I would like to look at the situation from one final, more holistic perspective, since I personally have always relied on my innate feelings to gauge right versus wrong. Aristotle’s Virtue Ethics indicates that humans should simply be virtuous, and that will in turn yield moral behavior. In the case of Duncan, we can ask ourselves: How can I be kind? How can I be brave? How can I be wise? It seems that we must rely on our natural inclinations, and I believe that many people would agree by saying that putting Duncan out of his presumed misery through euthanasia would be a kind thing to do. As the person making that decision, we would need both the bravery and wisdom not to do what is easy, but what is right. Of course, this raises the very important question of what constitutes kindness in this situation. Is it kind to eradicate a creature’s pain (pain that we assume exists) by killing the creature? Or is it more kind to save a creature’s life and to do everything in our power to make sure that its life is as good as it can be? What if Duncan was not in pain—what if he was happy and simply needed us to be more patient towards him and his condition?
In class today, we addressed the common conception that different theories about morality cannot be used in concurrence because they contradict one another; for instance, some place an emphasis on consequences, while others emphasize intentions, while still others emphasize virtues.

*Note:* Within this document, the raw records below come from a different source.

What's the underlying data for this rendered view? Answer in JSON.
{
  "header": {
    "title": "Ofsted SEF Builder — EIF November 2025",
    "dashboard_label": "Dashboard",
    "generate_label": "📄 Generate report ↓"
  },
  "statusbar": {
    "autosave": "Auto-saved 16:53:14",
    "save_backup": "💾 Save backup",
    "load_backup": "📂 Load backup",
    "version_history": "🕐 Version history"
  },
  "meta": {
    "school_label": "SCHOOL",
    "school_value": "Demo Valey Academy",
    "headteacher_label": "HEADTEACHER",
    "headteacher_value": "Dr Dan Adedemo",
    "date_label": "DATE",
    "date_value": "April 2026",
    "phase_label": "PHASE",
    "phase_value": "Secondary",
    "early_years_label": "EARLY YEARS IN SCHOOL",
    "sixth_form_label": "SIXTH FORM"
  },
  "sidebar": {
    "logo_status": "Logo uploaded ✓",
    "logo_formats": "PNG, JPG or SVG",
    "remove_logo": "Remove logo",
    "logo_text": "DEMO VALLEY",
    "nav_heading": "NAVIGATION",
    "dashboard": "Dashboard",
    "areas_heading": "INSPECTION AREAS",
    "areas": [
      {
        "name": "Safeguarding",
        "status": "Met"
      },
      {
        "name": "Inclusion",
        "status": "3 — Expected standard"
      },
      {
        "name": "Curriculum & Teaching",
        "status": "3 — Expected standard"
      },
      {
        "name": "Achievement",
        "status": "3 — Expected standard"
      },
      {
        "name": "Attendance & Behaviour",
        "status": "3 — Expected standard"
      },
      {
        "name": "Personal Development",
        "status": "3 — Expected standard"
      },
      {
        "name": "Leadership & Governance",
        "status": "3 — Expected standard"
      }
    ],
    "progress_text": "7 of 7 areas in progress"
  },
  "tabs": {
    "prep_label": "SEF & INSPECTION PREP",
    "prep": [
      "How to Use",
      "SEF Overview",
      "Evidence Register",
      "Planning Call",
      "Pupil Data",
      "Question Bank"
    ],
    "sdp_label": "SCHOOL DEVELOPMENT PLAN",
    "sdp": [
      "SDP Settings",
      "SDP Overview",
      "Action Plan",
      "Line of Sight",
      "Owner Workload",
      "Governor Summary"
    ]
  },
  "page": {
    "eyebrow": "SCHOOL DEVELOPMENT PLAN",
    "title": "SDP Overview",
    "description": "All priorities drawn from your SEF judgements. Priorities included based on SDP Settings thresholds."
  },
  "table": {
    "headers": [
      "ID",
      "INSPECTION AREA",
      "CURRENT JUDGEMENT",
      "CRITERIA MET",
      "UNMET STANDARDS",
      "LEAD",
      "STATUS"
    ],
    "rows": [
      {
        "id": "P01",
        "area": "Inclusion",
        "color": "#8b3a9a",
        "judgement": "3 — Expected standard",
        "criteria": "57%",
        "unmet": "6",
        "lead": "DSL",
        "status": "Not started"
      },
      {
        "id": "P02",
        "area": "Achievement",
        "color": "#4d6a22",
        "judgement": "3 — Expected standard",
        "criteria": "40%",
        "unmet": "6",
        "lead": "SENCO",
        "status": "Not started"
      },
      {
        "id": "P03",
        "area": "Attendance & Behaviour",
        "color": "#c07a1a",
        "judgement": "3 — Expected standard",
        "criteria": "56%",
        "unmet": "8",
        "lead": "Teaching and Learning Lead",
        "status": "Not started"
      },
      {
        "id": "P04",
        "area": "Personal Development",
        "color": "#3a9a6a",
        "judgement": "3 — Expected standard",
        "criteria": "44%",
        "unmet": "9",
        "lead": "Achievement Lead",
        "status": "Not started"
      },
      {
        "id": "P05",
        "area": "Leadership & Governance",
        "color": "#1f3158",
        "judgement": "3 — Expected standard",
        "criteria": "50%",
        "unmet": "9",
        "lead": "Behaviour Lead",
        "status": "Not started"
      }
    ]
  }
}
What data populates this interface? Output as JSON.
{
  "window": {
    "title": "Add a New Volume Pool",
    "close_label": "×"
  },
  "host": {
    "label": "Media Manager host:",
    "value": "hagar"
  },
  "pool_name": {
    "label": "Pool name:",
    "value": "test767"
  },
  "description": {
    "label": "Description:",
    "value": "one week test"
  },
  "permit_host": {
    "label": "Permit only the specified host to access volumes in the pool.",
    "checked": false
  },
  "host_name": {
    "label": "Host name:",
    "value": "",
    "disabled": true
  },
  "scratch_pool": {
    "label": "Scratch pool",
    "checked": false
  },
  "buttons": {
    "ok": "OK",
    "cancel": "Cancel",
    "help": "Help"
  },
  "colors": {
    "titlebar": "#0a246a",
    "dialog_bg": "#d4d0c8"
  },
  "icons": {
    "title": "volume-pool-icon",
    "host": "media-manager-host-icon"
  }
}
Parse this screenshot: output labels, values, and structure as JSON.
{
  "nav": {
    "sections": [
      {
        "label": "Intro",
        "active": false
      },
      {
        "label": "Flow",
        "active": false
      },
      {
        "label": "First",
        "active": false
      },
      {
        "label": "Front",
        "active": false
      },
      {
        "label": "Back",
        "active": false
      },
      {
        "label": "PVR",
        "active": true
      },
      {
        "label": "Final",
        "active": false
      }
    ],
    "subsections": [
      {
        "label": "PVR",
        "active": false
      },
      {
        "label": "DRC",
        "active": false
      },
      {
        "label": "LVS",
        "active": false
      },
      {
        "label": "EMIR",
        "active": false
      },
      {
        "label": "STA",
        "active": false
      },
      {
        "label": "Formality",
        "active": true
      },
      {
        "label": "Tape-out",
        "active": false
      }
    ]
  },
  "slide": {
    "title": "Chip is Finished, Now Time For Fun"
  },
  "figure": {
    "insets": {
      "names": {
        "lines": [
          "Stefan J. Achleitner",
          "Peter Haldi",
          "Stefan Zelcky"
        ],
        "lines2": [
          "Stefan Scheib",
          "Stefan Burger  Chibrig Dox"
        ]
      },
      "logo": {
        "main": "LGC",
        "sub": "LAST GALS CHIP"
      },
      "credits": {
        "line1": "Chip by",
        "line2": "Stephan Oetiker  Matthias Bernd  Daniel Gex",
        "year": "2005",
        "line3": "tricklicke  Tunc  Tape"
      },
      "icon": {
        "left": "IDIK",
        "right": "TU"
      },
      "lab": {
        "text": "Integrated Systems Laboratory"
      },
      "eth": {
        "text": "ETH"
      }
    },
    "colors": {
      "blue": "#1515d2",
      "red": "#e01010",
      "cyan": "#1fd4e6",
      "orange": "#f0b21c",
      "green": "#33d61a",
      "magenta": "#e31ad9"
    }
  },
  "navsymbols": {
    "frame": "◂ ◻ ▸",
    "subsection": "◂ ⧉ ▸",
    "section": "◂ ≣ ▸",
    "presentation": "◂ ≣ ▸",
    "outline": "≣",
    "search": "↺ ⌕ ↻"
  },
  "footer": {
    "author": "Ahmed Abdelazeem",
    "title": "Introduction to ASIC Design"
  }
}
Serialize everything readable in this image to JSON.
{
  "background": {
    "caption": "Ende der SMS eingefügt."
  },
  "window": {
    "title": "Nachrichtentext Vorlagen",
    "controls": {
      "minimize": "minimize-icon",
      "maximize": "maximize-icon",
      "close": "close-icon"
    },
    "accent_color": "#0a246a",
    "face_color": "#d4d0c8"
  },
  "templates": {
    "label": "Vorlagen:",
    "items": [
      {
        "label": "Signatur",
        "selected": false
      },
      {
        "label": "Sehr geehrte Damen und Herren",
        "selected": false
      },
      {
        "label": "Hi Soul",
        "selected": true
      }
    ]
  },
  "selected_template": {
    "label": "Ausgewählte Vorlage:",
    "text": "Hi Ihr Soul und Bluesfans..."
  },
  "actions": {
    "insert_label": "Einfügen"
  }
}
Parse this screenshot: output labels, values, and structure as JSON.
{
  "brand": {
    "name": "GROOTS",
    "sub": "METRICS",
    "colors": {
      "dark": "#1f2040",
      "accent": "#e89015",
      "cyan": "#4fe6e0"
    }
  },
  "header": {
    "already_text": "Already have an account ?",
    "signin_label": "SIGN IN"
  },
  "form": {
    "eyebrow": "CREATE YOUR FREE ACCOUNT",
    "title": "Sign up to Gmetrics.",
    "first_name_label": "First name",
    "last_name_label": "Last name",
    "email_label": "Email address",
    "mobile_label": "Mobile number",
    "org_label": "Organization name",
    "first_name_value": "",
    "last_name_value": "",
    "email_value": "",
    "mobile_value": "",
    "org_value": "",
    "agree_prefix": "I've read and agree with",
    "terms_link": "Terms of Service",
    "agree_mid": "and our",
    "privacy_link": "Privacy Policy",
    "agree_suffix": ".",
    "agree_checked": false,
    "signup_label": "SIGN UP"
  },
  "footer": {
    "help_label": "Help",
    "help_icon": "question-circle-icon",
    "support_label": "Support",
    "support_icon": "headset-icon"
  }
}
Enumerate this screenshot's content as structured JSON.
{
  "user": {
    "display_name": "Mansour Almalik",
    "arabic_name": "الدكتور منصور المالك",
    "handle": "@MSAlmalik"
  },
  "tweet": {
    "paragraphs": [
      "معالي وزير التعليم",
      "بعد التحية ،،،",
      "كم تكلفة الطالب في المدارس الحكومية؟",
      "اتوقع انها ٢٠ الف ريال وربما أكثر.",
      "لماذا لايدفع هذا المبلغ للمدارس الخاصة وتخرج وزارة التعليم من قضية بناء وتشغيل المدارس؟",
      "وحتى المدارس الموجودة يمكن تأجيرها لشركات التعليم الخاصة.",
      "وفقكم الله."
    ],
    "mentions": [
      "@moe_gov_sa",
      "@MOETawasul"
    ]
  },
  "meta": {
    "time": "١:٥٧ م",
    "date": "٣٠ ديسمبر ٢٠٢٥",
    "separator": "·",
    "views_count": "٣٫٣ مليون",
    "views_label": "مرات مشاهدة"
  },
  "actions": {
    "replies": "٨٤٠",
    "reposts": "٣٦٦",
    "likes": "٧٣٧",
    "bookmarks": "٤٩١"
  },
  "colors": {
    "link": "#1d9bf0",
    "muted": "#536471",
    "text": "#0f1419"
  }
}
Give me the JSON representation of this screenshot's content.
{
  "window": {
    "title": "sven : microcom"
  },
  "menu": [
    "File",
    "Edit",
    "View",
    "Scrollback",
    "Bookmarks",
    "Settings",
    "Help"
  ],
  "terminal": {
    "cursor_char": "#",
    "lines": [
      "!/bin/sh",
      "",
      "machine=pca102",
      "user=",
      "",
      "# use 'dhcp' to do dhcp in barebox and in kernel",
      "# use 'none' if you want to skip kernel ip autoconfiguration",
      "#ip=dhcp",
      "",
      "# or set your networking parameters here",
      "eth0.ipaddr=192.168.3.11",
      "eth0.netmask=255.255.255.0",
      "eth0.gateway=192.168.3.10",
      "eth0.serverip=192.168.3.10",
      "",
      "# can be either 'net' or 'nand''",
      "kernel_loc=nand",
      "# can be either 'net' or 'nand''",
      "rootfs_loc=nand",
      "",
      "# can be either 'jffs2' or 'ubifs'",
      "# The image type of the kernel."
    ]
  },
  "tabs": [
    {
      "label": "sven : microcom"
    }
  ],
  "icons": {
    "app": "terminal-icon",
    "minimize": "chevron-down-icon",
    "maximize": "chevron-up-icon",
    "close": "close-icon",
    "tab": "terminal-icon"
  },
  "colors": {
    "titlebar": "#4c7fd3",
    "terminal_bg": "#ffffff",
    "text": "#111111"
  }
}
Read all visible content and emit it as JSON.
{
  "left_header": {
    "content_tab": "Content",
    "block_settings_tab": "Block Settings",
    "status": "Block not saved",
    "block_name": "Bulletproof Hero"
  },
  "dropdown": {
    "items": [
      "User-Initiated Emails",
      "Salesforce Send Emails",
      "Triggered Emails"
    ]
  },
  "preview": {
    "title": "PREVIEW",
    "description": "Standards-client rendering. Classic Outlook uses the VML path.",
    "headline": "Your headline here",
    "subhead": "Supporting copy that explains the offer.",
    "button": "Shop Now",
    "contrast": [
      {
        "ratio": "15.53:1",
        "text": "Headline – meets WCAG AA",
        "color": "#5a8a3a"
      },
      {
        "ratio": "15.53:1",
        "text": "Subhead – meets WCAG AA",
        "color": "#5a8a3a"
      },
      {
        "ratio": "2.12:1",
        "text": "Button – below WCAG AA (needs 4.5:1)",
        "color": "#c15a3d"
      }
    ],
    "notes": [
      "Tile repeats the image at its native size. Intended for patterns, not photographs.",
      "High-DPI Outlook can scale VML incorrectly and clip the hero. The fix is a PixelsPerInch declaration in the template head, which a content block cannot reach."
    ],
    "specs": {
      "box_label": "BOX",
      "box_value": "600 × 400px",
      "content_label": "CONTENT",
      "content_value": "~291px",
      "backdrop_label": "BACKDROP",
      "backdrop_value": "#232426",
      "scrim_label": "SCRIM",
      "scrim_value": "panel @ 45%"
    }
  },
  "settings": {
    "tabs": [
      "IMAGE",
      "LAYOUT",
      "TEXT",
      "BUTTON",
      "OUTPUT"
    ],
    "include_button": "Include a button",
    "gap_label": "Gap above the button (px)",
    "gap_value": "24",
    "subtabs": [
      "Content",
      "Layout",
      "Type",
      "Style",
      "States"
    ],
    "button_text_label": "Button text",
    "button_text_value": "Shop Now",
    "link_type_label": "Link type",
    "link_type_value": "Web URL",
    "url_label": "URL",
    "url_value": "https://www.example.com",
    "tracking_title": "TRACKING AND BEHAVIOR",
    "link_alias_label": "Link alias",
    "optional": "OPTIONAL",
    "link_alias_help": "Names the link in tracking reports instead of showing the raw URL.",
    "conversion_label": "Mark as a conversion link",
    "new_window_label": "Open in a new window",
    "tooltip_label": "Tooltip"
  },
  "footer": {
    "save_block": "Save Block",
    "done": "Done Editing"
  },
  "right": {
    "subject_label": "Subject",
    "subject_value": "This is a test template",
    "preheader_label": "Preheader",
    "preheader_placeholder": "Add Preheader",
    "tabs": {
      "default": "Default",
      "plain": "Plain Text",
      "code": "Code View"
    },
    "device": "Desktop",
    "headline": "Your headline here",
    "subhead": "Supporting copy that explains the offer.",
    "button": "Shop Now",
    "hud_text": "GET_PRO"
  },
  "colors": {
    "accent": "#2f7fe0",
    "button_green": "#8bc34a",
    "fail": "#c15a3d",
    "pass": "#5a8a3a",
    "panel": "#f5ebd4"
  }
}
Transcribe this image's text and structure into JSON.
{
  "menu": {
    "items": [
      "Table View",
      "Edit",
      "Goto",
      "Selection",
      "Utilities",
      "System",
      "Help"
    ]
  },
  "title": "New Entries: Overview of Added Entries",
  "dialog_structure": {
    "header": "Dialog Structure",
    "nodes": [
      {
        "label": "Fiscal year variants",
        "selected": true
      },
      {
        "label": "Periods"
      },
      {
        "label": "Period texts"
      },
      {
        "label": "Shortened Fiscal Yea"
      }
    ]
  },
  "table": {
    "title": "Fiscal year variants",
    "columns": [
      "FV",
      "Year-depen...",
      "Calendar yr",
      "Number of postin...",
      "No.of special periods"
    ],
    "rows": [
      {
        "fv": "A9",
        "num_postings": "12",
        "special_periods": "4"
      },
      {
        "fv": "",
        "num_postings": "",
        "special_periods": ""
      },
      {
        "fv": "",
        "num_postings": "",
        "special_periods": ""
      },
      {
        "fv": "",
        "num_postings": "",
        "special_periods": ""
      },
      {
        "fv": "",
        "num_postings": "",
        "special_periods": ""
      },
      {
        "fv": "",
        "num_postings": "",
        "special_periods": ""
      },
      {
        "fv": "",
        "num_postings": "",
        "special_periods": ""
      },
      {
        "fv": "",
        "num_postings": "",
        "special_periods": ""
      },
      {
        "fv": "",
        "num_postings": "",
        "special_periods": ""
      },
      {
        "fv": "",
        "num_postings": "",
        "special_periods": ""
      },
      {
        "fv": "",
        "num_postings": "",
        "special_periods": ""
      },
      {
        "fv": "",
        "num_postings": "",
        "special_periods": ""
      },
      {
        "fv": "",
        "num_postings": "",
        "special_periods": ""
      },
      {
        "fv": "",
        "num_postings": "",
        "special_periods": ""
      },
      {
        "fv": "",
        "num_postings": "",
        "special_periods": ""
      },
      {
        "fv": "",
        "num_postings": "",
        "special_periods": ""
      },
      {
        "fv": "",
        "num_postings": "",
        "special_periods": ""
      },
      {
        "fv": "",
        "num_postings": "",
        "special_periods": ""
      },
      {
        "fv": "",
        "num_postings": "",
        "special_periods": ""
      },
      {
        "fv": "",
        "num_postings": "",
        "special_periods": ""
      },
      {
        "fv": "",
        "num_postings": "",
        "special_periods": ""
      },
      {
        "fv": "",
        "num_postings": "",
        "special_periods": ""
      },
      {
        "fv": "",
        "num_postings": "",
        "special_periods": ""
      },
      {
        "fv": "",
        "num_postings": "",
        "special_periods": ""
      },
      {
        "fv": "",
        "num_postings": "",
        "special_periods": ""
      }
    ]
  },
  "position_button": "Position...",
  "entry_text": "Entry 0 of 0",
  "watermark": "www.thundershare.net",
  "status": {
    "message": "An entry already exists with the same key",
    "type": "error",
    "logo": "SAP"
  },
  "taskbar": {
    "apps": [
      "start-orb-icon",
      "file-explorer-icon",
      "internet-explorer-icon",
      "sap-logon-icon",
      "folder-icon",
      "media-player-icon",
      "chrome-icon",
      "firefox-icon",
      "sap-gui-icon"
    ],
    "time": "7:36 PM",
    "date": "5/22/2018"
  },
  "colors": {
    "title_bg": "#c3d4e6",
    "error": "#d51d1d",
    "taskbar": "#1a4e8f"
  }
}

However…what about when the intention is to have good consequences? What about when these lines of thought about morality come to the same conclusion? Could we almost say that this is an objective moral truth? Does it increase the value of the final moral claim? In the case of euthanizing Duncan, Consequentialism, Deontology, and Virtue Ethics all seem to support the claim that euthanasia was the moral course of action. It is morally permissible to take the life of a “lower” creature when it is suffering. While Duncan’s fate is still difficult to swallow, I have to believe that it was the ethical, moral, kind thing to do.